Hundreds of friends, family celebrate Morrison

2/19/2008

‘Twick’ carried UM flame around world

By Woody Woodrick
Advocate Editor

VICKSBURG — It was only fitting that the final song played was a joyful rendition of the hymn When the Saints Go Marching In.

Played by jazz trumpeter Charlie Miller, the song concluded a celebration of the life of Martha Cooper “Twick” Morrison on Feb. 9. Morrison, 76, died of cancer on Feb. 7. She had planned the service held at her long-time church home, Crawford Street United Methodist Church, and insisted it “not be sad, but be a celebration,” said the Rev. Geoffrey Joyner.

Morrison left plenty to celebrate as hundreds of family and friends recalled the impact she made on people and United Methodist missions around the world. She served in numerous leadership and teaching capacities on local, regional and national levels for more than 50 years across the denomination, including as vice president of the Women’s Division of the United Methodist Board of Global Ministries. She taught in the Schools of Christian Mission, an annual education program of the Women’s Division, and was a former lay leader of the Mississippi Annual Conference.

She was one of five United Methodist lay representatives in the General Assembly of the National Council of Churches and participated in mission trips to Africa, India, Southeast Asia, Russia, Eastern Europe, Central America, South America and the Caribbean Basin. She was also a founding member of the Good Shepherd Community Center in Vicksburg and was recently named a recipient of the Livesay Service Award by United Methodist-related Millsaps College.

“It is hard to sum up Twick in a few words,” said Jackie Pennington, a friend and president of the Mississippi Conference of United Methodist Women. “She was a very special person who touched a lot of lives.”

Bishop Hope Morgan Ward delivered the homily. “Twick was sure that every moment was a gift in the context of forever. That’s why her arms were stretched so wide, that’s why her spirit was so strong, why her love was so great,” Ward said. “That is why her spirit continues in every one of us.”
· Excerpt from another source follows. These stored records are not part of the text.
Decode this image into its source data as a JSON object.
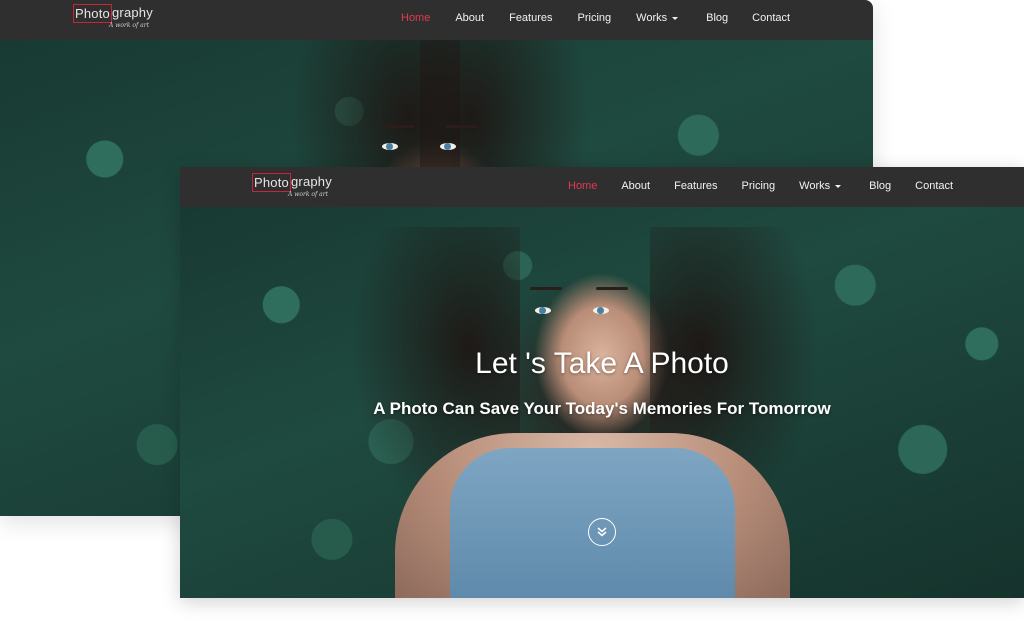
{
  "logo": {
    "part1": "Photo",
    "part2": "graphy",
    "tagline": "A work of art"
  },
  "nav": {
    "items": [
      {
        "label": "Home",
        "active": true
      },
      {
        "label": "About"
      },
      {
        "label": "Features"
      },
      {
        "label": "Pricing"
      },
      {
        "label": "Works",
        "dropdown": true
      },
      {
        "label": "Blog"
      },
      {
        "label": "Contact"
      }
    ]
  },
  "hero": {
    "title": "Let 's Take A Photo",
    "subtitle": "A Photo Can Save Your Today's Memories For Tomorrow",
    "scroll_icon": "chevron-double-down-icon"
  },
  "colors": {
    "navbar": "#2f2f2f",
    "accent": "#e23850",
    "text": "#ffffff"
  }
}
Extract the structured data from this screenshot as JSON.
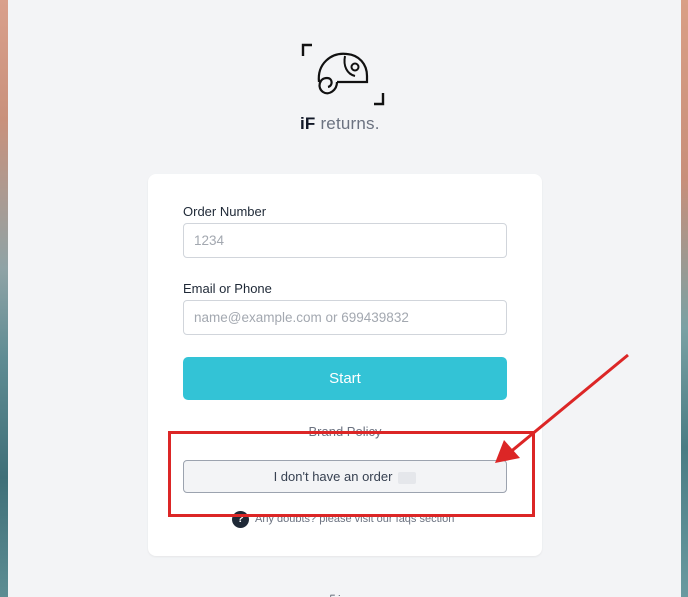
{
  "brand": {
    "prefix": "iF",
    "suffix": " returns."
  },
  "form": {
    "order_label": "Order Number",
    "order_placeholder": "1234",
    "contact_label": "Email or Phone",
    "contact_placeholder": "name@example.com or 699439832",
    "start_label": "Start",
    "policy_label": "Brand Policy",
    "no_order_label": "I don't have an order",
    "faq_text": "Any doubts? please visit our faqs section",
    "faq_icon_glyph": "?"
  },
  "colors": {
    "accent": "#33c3d6",
    "annotation": "#dc2626"
  },
  "icons": [
    "chameleon-logo-icon",
    "question-icon",
    "arrow-annotation-icon"
  ]
}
Ward cited Morrison’s extensive world travel not just for pleasure, but for mission. “We’ve been led into a new era of mission; a global mission,” she said. “When Twick would travel, she saw for us the realities of the world. And when she told stories of those whom she had met, she connected us with them and opened channels of love and service.

“Her witness teaches us that every child is a fresh gift of God destined for a purpose through the love of Jesus.”

Ward cited Morrison’s leadership and her ability to rally others to causes she embraced. One was the creation of communications centers in United Methodist conferences in Africa. As president of the Foundation for United Methodist Communications, she spearheaded the effort to establish the centers and provide communications tools such as computers, wireless phones and training to better spread the Gospel.

The Rev. Larry Hollon, top executive of United Methodist Communications who attended the service, described Morrison as a “tireless advocate for justice and a determined voice for ending poverty.”

She “energized others and inspired us all to work harder for our mission to communicate effectively about poverty and to provide the means for those without voice to have the tools, training and capacity to tell their own stories,” he said. Under her leadership, the foundation more than doubled its charitable income.

“She will be greatly missed, but her commitment to doing the right thing for all people will live on through her hundreds of friends,” Hollon said. “Standing for justice, embracing all and living out compassion is her legacy.”

Morrison was committed to racial reconciliation in her home state. As chairperson of the Commission on Religion and Race, she helped create the Light Partners program and organized the Journey Toward the Light series where committee members and others visit important sites around the state from the civil rights era. Part of each journey is to hear the stories of those directly involved.

"She was a selfless, tireless person — not only for her church, but also for her community,” said longtime friend Betty Bexley. “She was always interested in church work. She would go to other states and countries and come back to report to her local church. She was always grateful to her home church.”

Bexley, also a member of Crawford Street, remembers playing bridge and traveling with her friend, whom she met upon moving back to Vicksburg in the 1950s.

“She was a very dear friend. We’ve known each other since we were young marrieds,” she said. “Our families have been together not only socially, but through the church —even before we had children.”

Part of the service was a reflection from Morrison in which she shared how the The Lord’s Prayer had come to have more meaning for her, especially the line that says “Thy will be done on earth.”

“She had a new understanding,” said her son Bob Morrison III of Vicksburg. “It’s not going through the motions. You have an affirmative obligation to do his will on Earth. That was sometimes controversial, but that’s how she felt led. And we were proud of her for that.”

Other survivors include: her husband of 55 years, Robert R. Morrison Jr.; son Paul Cooper Morrison of Jackson; and seven grandchildren.

Information for this story was supplied by “The Vicksburg Post” and United Methodist News Service.